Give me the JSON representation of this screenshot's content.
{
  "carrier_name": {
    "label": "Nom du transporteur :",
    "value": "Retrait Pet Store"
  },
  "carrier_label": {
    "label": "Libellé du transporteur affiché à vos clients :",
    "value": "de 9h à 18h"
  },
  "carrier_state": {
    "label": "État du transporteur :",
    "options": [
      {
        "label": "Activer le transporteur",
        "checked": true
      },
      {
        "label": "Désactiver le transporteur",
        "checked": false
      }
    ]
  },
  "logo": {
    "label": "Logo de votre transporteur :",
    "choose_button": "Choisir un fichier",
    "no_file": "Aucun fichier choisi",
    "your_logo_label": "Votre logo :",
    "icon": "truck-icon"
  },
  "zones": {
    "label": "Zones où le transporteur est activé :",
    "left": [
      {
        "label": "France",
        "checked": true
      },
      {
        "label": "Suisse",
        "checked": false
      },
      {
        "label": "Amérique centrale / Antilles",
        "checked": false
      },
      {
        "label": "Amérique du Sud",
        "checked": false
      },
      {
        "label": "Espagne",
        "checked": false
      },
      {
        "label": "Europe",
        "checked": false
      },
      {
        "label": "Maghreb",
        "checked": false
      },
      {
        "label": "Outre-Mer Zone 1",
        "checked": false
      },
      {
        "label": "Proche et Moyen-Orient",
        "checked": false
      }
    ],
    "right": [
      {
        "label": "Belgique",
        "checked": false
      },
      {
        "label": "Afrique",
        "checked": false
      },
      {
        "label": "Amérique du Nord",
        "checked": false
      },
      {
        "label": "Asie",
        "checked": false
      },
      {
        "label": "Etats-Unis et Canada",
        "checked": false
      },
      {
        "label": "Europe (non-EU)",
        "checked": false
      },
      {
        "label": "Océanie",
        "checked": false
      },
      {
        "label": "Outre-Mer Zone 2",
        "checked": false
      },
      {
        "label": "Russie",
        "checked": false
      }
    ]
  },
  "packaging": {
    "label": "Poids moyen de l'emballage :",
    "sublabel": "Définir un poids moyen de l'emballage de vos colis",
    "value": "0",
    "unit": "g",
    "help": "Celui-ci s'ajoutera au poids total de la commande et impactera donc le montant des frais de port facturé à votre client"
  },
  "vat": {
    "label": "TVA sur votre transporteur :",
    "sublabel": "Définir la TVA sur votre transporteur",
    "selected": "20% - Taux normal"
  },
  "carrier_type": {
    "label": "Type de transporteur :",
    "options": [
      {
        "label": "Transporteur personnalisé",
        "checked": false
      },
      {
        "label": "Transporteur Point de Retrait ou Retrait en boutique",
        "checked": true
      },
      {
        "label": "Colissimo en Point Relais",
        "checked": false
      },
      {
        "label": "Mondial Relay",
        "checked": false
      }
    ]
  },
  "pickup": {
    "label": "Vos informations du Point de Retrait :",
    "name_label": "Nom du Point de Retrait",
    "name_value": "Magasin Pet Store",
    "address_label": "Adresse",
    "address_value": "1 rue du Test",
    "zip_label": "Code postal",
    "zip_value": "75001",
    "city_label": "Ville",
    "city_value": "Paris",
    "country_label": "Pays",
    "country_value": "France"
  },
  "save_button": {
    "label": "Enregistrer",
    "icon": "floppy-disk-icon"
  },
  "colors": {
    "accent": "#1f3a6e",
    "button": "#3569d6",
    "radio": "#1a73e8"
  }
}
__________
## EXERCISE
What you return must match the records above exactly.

## ANSWER TO THIS TASK
Give me the JSON representation of this screenshot's content.
{
  "carrier_name": {
    "label": "Nom du transporteur :",
    "value": "Retrait Pet Store"
  },
  "carrier_label": {
    "label": "Libellé du transporteur affiché à vos clients :",
    "value": "de 9h à 18h"
  },
  "carrier_state": {
    "label": "État du transporteur :",
    "options": [
      {
        "label": "Activer le transporteur",
        "checked": true
      },
      {
        "label": "Désactiver le transporteur",
        "checked": false
      }
    ]
  },
  "logo": {
    "label": "Logo de votre transporteur :",
    "choose_button": "Choisir un fichier",
    "no_file": "Aucun fichier choisi",
    "your_logo_label": "Votre logo :",
    "icon": "truck-icon"
  },
  "zones": {
    "label": "Zones où le transporteur est activé :",
    "left": [
      {
        "label": "France",
        "checked": true
      },
      {
        "label": "Suisse",
        "checked": false
      },
      {
        "label": "Amérique centrale / Antilles",
        "checked": false
      },
      {
        "label": "Amérique du Sud",
        "checked": false
      },
      {
        "label": "Espagne",
        "checked": false
      },
      {
        "label": "Europe",
        "checked": false
      },
      {
        "label": "Maghreb",
        "checked": false
      },
      {
        "label": "Outre-Mer Zone 1",
        "checked": false
      },
      {
        "label": "Proche et Moyen-Orient",
        "checked": false
      }
    ],
    "right": [
      {
        "label": "Belgique",
        "checked": false
      },
      {
        "label": "Afrique",
        "checked": false
      },
      {
        "label": "Amérique du Nord",
        "checked": false
      },
      {
        "label": "Asie",
        "checked": false
      },
      {
        "label": "Etats-Unis et Canada",
        "checked": false
      },
      {
        "label": "Europe (non-EU)",
        "checked": false
      },
      {
        "label": "Océanie",
        "checked": false
      },
      {
        "label": "Outre-Mer Zone 2",
        "checked": false
      },
      {
        "label": "Russie",
        "checked": false
      }
    ]
  },
  "packaging": {
    "label": "Poids moyen de l'emballage :",
    "sublabel": "Définir un poids moyen de l'emballage de vos colis",
    "value": "0",
    "unit": "g",
    "help": "Celui-ci s'ajoutera au poids total de la commande et impactera donc le montant des frais de port facturé à votre client"
  },
  "vat": {
    "label": "TVA sur votre transporteur :",
    "sublabel": "Définir la TVA sur votre transporteur",
    "selected": "20% - Taux normal"
  },
  "carrier_type": {
    "label": "Type de transporteur :",
    "options": [
      {
        "label": "Transporteur personnalisé",
        "checked": false
      },
      {
        "label": "Transporteur Point de Retrait ou Retrait en boutique",
        "checked": true
      },
      {
        "label": "Colissimo en Point Relais",
        "checked": false
      },
      {
        "label": "Mondial Relay",
        "checked": false
      }
    ]
  },
  "pickup": {
    "label": "Vos informations du Point de Retrait :",
    "name_label": "Nom du Point de Retrait",
    "name_value": "Magasin Pet Store",
    "address_label": "Adresse",
    "address_value": "1 rue du Test",
    "zip_label": "Code postal",
    "zip_value": "75001",
    "city_label": "Ville",
    "city_value": "Paris",
    "country_label": "Pays",
    "country_value": "France"
  },
  "save_button": {
    "label": "Enregistrer",
    "icon": "floppy-disk-icon"
  },
  "colors": {
    "accent": "#1f3a6e",
    "button": "#3569d6",
    "radio": "#1a73e8"
  }
}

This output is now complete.